* _DATA RECORDS_:
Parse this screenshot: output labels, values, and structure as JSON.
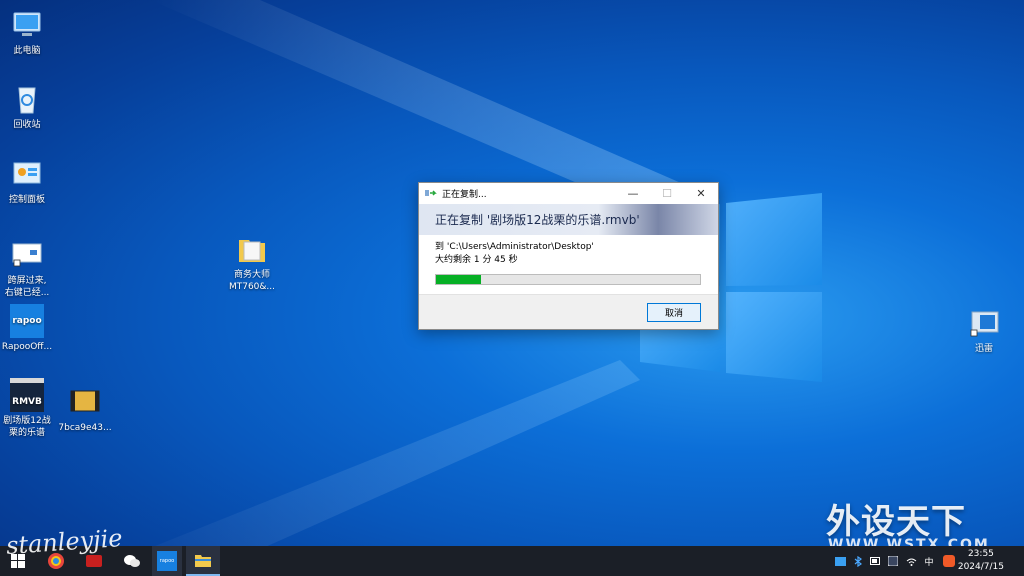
{
  "desktop": {
    "icons": [
      {
        "label": "此电脑"
      },
      {
        "label": "回收站"
      },
      {
        "label": "控制面板"
      },
      {
        "label": "跨屏过来,\n右键已经..."
      },
      {
        "label": "RapooOff..."
      },
      {
        "label": "剧场版12战\n栗的乐谱"
      },
      {
        "label": "7bca9e43..."
      },
      {
        "label": "商务大师\nMT760&..."
      },
      {
        "label": "迅雷"
      }
    ],
    "rmvb_badge": "RMVB",
    "rapoo_badge": "rapoo"
  },
  "dialog": {
    "title": "正在复制...",
    "minimize": "—",
    "maximize": "☐",
    "close": "✕",
    "header": "正在复制 '剧场版12战栗的乐谱.rmvb'",
    "destination": "到 'C:\\Users\\Administrator\\Desktop'",
    "time_remaining": "大约剩余 1 分 45 秒",
    "progress": 0.17,
    "cancel_label": "取消"
  },
  "taskbar": {
    "time": "23:55",
    "date": "2024/7/15",
    "ime": "中",
    "pinned": [
      "start",
      "browser",
      "app-red",
      "wechat",
      "rapoo",
      "file-explorer"
    ],
    "rapoo_label": "rapoo"
  },
  "watermark": {
    "brand": "外设天下",
    "url": "WWW.WSTX.COM",
    "signature": "stanleyjie"
  },
  "colors": {
    "accent": "#0078d7",
    "progress": "#06b025",
    "taskbar": "#1b1f27"
  }
}
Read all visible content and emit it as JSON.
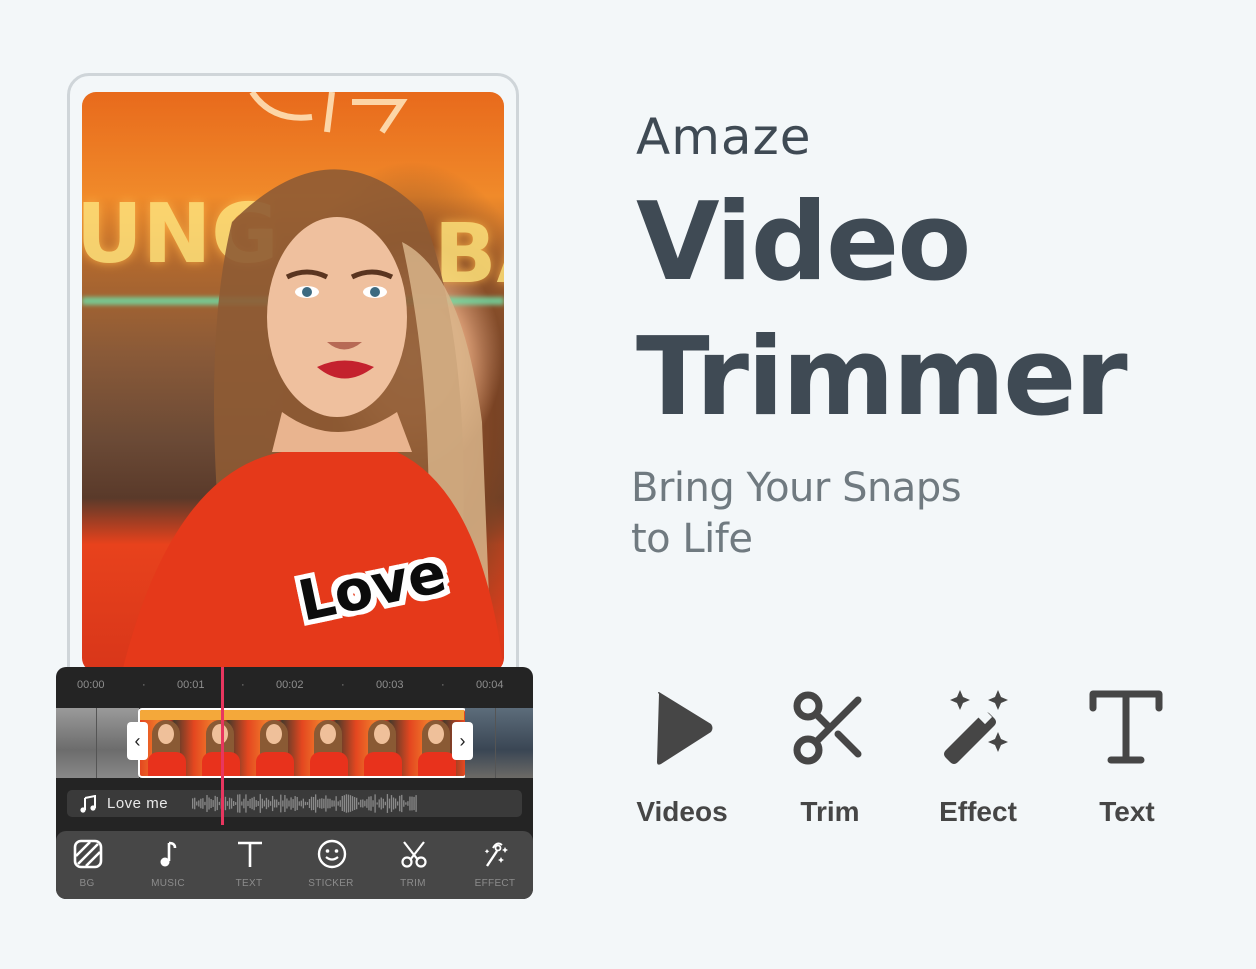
{
  "headline": {
    "brand": "Amaze",
    "line1": "Video",
    "line2": "Trimmer",
    "tagline_line1": "Bring Your Snaps",
    "tagline_line2": "to Life"
  },
  "preview": {
    "sticker_text": "Love",
    "background_sign_left": "UNG",
    "background_sign_right": "BA"
  },
  "timeline": {
    "ticks": [
      "00:00",
      "00:01",
      "00:02",
      "00:03",
      "00:04"
    ],
    "playhead_position": "00:01",
    "trim_start_handle": "‹",
    "trim_end_handle": "›",
    "selected_clip_frames": 6
  },
  "audio_track": {
    "icon": "music-note-icon",
    "label": "Love me"
  },
  "toolbar": {
    "items": [
      {
        "icon": "background-icon",
        "label": "BG"
      },
      {
        "icon": "music-icon",
        "label": "MUSIC"
      },
      {
        "icon": "text-icon",
        "label": "TEXT"
      },
      {
        "icon": "sticker-icon",
        "label": "STICKER"
      },
      {
        "icon": "scissors-icon",
        "label": "TRIM"
      },
      {
        "icon": "magic-wand-icon",
        "label": "EFFECT"
      }
    ]
  },
  "features": [
    {
      "icon": "play-icon",
      "label": "Videos"
    },
    {
      "icon": "scissors-icon",
      "label": "Trim"
    },
    {
      "icon": "magic-wand-icon",
      "label": "Effect"
    },
    {
      "icon": "text-icon",
      "label": "Text"
    }
  ],
  "colors": {
    "background": "#f3f7f9",
    "headline": "#3f4a54",
    "tagline": "#707a80",
    "editor_bg": "#242424",
    "toolbar_bg": "#474747",
    "playhead": "#e8365f",
    "feature_icon": "#464646"
  }
}
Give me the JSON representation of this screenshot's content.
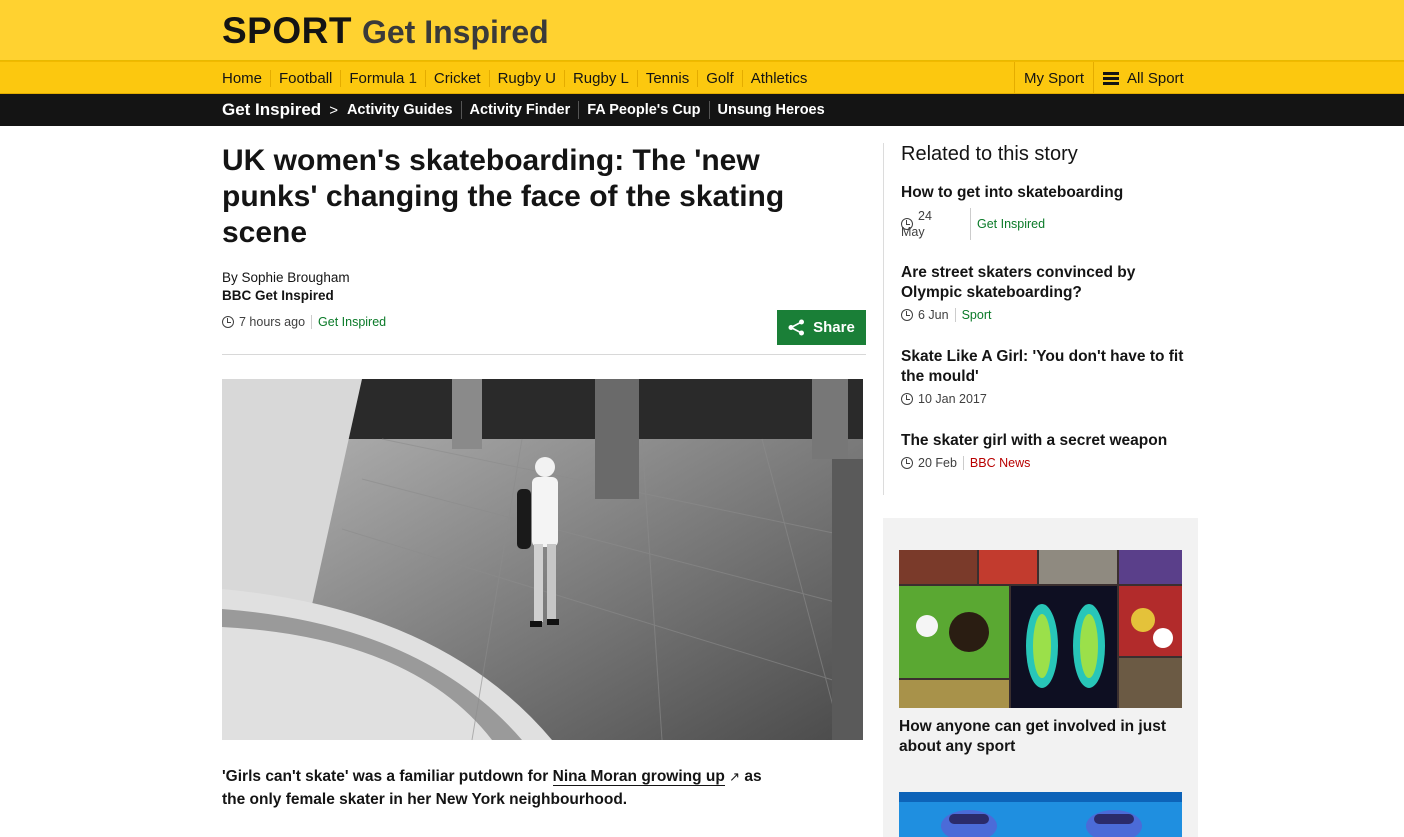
{
  "header": {
    "brand_sport": "SPORT",
    "brand_section": "Get Inspired"
  },
  "nav": {
    "items": [
      "Home",
      "Football",
      "Formula 1",
      "Cricket",
      "Rugby U",
      "Rugby L",
      "Tennis",
      "Golf",
      "Athletics"
    ],
    "my_sport": "My Sport",
    "all_sport": "All Sport"
  },
  "subnav": {
    "root": "Get Inspired",
    "links": [
      "Activity Guides",
      "Activity Finder",
      "FA People's Cup",
      "Unsung Heroes"
    ]
  },
  "article": {
    "headline": "UK women's skateboarding: The 'new punks' changing the face of the skating scene",
    "author": "By Sophie Brougham",
    "org": "BBC Get Inspired",
    "time": "7 hours ago",
    "section": "Get Inspired",
    "share_label": "Share",
    "lead_before": "'Girls can't skate' was a familiar putdown for ",
    "lead_link": "Nina Moran growing up",
    "lead_after": " as the only female skater in her New York neighbourhood."
  },
  "related": {
    "title": "Related to this story",
    "items": [
      {
        "title": "How to get into skateboarding",
        "date_line1": "24",
        "date_line2": "May",
        "tag": "Get Inspired"
      },
      {
        "title": "Are street skaters convinced by Olympic skateboarding?",
        "date": "6 Jun",
        "tag": "Sport"
      },
      {
        "title": "Skate Like A Girl: 'You don't have to fit the mould'",
        "date": "10 Jan 2017"
      },
      {
        "title": "The skater girl with a secret weapon",
        "date": "20 Feb",
        "tag": "BBC News"
      }
    ]
  },
  "promo": {
    "title": "How anyone can get involved in just about any sport"
  },
  "colors": {
    "header": "#ffd230",
    "nav": "#fcc80f",
    "subnav": "#141414",
    "green": "#1a7f37",
    "red": "#b80000"
  },
  "icons": [
    "clock-icon",
    "share-icon",
    "menu-icon",
    "external-link-icon",
    "chevron-right-icon"
  ]
}
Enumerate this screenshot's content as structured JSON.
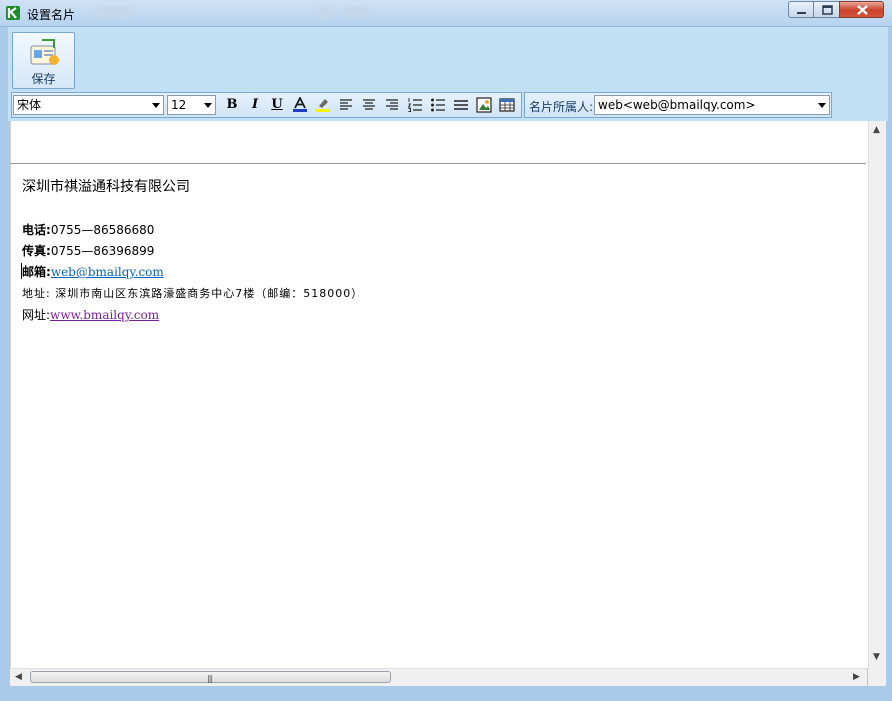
{
  "window": {
    "title": "设置名片",
    "controls": [
      "minimize-icon",
      "maximize-icon",
      "close-icon"
    ]
  },
  "toolbar": {
    "save_label": "保存",
    "save_icon": "save-card-icon"
  },
  "format": {
    "font_family": "宋体",
    "font_size": "12",
    "buttons": [
      {
        "name": "bold",
        "icon": "bold-icon",
        "glyph": "B"
      },
      {
        "name": "italic",
        "icon": "italic-icon",
        "glyph": "I"
      },
      {
        "name": "underline",
        "icon": "underline-icon",
        "glyph": "U"
      },
      {
        "name": "font-color",
        "icon": "font-color-icon",
        "glyph": "A"
      },
      {
        "name": "highlight",
        "icon": "highlighter-icon"
      },
      {
        "name": "align-left",
        "icon": "align-left-icon"
      },
      {
        "name": "align-center",
        "icon": "align-center-icon"
      },
      {
        "name": "align-right",
        "icon": "align-right-icon"
      },
      {
        "name": "numbered-list",
        "icon": "numbered-list-icon"
      },
      {
        "name": "bullet-list",
        "icon": "bullet-list-icon"
      },
      {
        "name": "horizontal-rule",
        "icon": "horizontal-rule-icon"
      },
      {
        "name": "insert-image",
        "icon": "insert-image-icon"
      },
      {
        "name": "insert-table",
        "icon": "insert-table-icon"
      }
    ]
  },
  "owner": {
    "label": "名片所属人:",
    "value": "web<web@bmailqy.com>"
  },
  "card": {
    "company": "深圳市祺溢通科技有限公司",
    "phone_label": "电话:",
    "phone": "0755—86586680",
    "fax_label": "传真:",
    "fax": "0755—86396899",
    "email_label": "邮箱:",
    "email": "web@bmailqy.com",
    "address_label": "地址:",
    "address": "深圳市南山区东滨路濠盛商务中心7楼（邮编：518000）",
    "website_label": "网址:",
    "website": "www.bmailqy.com"
  },
  "colors": {
    "titlebar": "#b7d3ef",
    "toolbar_bg": "#c3dff3",
    "link": "#0563c1",
    "visited_link": "#7b1fa2",
    "close_button": "#c8432a",
    "font_color_bar": "#1f3fbf",
    "highlight_bar": "#f5f500"
  }
}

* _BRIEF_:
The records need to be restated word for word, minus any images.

* _TASK SOLUTION_:
Parse this screenshot: output labels, values, and structure as JSON.
{
  "desktop": {
    "icons": [
      {
        "label": "此电脑"
      },
      {
        "label": "回收站"
      },
      {
        "label": "控制面板"
      },
      {
        "label": "跨屏过来,\n右键已经..."
      },
      {
        "label": "RapooOff..."
      },
      {
        "label": "剧场版12战\n栗的乐谱"
      },
      {
        "label": "7bca9e43..."
      },
      {
        "label": "商务大师\nMT760&..."
      },
      {
        "label": "迅雷"
      }
    ],
    "rmvb_badge": "RMVB",
    "rapoo_badge": "rapoo"
  },
  "dialog": {
    "title": "正在复制...",
    "minimize": "—",
    "maximize": "☐",
    "close": "✕",
    "header": "正在复制 '剧场版12战栗的乐谱.rmvb'",
    "destination": "到 'C:\\Users\\Administrator\\Desktop'",
    "time_remaining": "大约剩余 1 分 45 秒",
    "progress": 0.17,
    "cancel_label": "取消"
  },
  "taskbar": {
    "time": "23:55",
    "date": "2024/7/15",
    "ime": "中",
    "pinned": [
      "start",
      "browser",
      "app-red",
      "wechat",
      "rapoo",
      "file-explorer"
    ],
    "rapoo_label": "rapoo"
  },
  "watermark": {
    "brand": "外设天下",
    "url": "WWW.WSTX.COM",
    "signature": "stanleyjie"
  },
  "colors": {
    "accent": "#0078d7",
    "progress": "#06b025",
    "taskbar": "#1b1f27"
  }
}
Read all visible content and emit it as JSON.
{
  "headline": {
    "brand": "Amaze",
    "line1": "Video",
    "line2": "Trimmer",
    "tagline_line1": "Bring Your Snaps",
    "tagline_line2": "to Life"
  },
  "preview": {
    "sticker_text": "Love",
    "background_sign_left": "UNG",
    "background_sign_right": "BA"
  },
  "timeline": {
    "ticks": [
      "00:00",
      "00:01",
      "00:02",
      "00:03",
      "00:04"
    ],
    "playhead_position": "00:01",
    "trim_start_handle": "‹",
    "trim_end_handle": "›",
    "selected_clip_frames": 6
  },
  "audio_track": {
    "icon": "music-note-icon",
    "label": "Love me"
  },
  "toolbar": {
    "items": [
      {
        "icon": "background-icon",
        "label": "BG"
      },
      {
        "icon": "music-icon",
        "label": "MUSIC"
      },
      {
        "icon": "text-icon",
        "label": "TEXT"
      },
      {
        "icon": "sticker-icon",
        "label": "STICKER"
      },
      {
        "icon": "scissors-icon",
        "label": "TRIM"
      },
      {
        "icon": "magic-wand-icon",
        "label": "EFFECT"
      }
    ]
  },
  "features": [
    {
      "icon": "play-icon",
      "label": "Videos"
    },
    {
      "icon": "scissors-icon",
      "label": "Trim"
    },
    {
      "icon": "magic-wand-icon",
      "label": "Effect"
    },
    {
      "icon": "text-icon",
      "label": "Text"
    }
  ],
  "colors": {
    "background": "#f3f7f9",
    "headline": "#3f4a54",
    "tagline": "#707a80",
    "editor_bg": "#242424",
    "toolbar_bg": "#474747",
    "playhead": "#e8365f",
    "feature_icon": "#464646"
  }
}
Give me the JSON representation of this screenshot's content.
{
  "header": {
    "brand_sport": "SPORT",
    "brand_section": "Get Inspired"
  },
  "nav": {
    "items": [
      "Home",
      "Football",
      "Formula 1",
      "Cricket",
      "Rugby U",
      "Rugby L",
      "Tennis",
      "Golf",
      "Athletics"
    ],
    "my_sport": "My Sport",
    "all_sport": "All Sport"
  },
  "subnav": {
    "root": "Get Inspired",
    "links": [
      "Activity Guides",
      "Activity Finder",
      "FA People's Cup",
      "Unsung Heroes"
    ]
  },
  "article": {
    "headline": "UK women's skateboarding: The 'new punks' changing the face of the skating scene",
    "author": "By Sophie Brougham",
    "org": "BBC Get Inspired",
    "time": "7 hours ago",
    "section": "Get Inspired",
    "share_label": "Share",
    "lead_before": "'Girls can't skate' was a familiar putdown for ",
    "lead_link": "Nina Moran growing up",
    "lead_after": " as the only female skater in her New York neighbourhood."
  },
  "related": {
    "title": "Related to this story",
    "items": [
      {
        "title": "How to get into skateboarding",
        "date_line1": "24",
        "date_line2": "May",
        "tag": "Get Inspired"
      },
      {
        "title": "Are street skaters convinced by Olympic skateboarding?",
        "date": "6 Jun",
        "tag": "Sport"
      },
      {
        "title": "Skate Like A Girl: 'You don't have to fit the mould'",
        "date": "10 Jan 2017"
      },
      {
        "title": "The skater girl with a secret weapon",
        "date": "20 Feb",
        "tag": "BBC News"
      }
    ]
  },
  "promo": {
    "title": "How anyone can get involved in just about any sport"
  },
  "colors": {
    "header": "#ffd230",
    "nav": "#fcc80f",
    "subnav": "#141414",
    "green": "#1a7f37",
    "red": "#b80000"
  },
  "icons": [
    "clock-icon",
    "share-icon",
    "menu-icon",
    "external-link-icon",
    "chevron-right-icon"
  ]
}
Enumerate this screenshot's content as structured JSON.
{
  "window": {
    "title": "设置名片",
    "controls": [
      "minimize-icon",
      "maximize-icon",
      "close-icon"
    ]
  },
  "toolbar": {
    "save_label": "保存",
    "save_icon": "save-card-icon"
  },
  "format": {
    "font_family": "宋体",
    "font_size": "12",
    "buttons": [
      {
        "name": "bold",
        "icon": "bold-icon",
        "glyph": "B"
      },
      {
        "name": "italic",
        "icon": "italic-icon",
        "glyph": "I"
      },
      {
        "name": "underline",
        "icon": "underline-icon",
        "glyph": "U"
      },
      {
        "name": "font-color",
        "icon": "font-color-icon",
        "glyph": "A"
      },
      {
        "name": "highlight",
        "icon": "highlighter-icon"
      },
      {
        "name": "align-left",
        "icon": "align-left-icon"
      },
      {
        "name": "align-center",
        "icon": "align-center-icon"
      },
      {
        "name": "align-right",
        "icon": "align-right-icon"
      },
      {
        "name": "numbered-list",
        "icon": "numbered-list-icon"
      },
      {
        "name": "bullet-list",
        "icon": "bullet-list-icon"
      },
      {
        "name": "horizontal-rule",
        "icon": "horizontal-rule-icon"
      },
      {
        "name": "insert-image",
        "icon": "insert-image-icon"
      },
      {
        "name": "insert-table",
        "icon": "insert-table-icon"
      }
    ]
  },
  "owner": {
    "label": "名片所属人:",
    "value": "web<web@bmailqy.com>"
  },
  "card": {
    "company": "深圳市祺溢通科技有限公司",
    "phone_label": "电话:",
    "phone": "0755—86586680",
    "fax_label": "传真:",
    "fax": "0755—86396899",
    "email_label": "邮箱:",
    "email": "web@bmailqy.com",
    "address_label": "地址:",
    "address": "深圳市南山区东滨路濠盛商务中心7楼（邮编：518000）",
    "website_label": "网址:",
    "website": "www.bmailqy.com"
  },
  "colors": {
    "titlebar": "#b7d3ef",
    "toolbar_bg": "#c3dff3",
    "link": "#0563c1",
    "visited_link": "#7b1fa2",
    "close_button": "#c8432a",
    "font_color_bar": "#1f3fbf",
    "highlight_bar": "#f5f500"
  }
}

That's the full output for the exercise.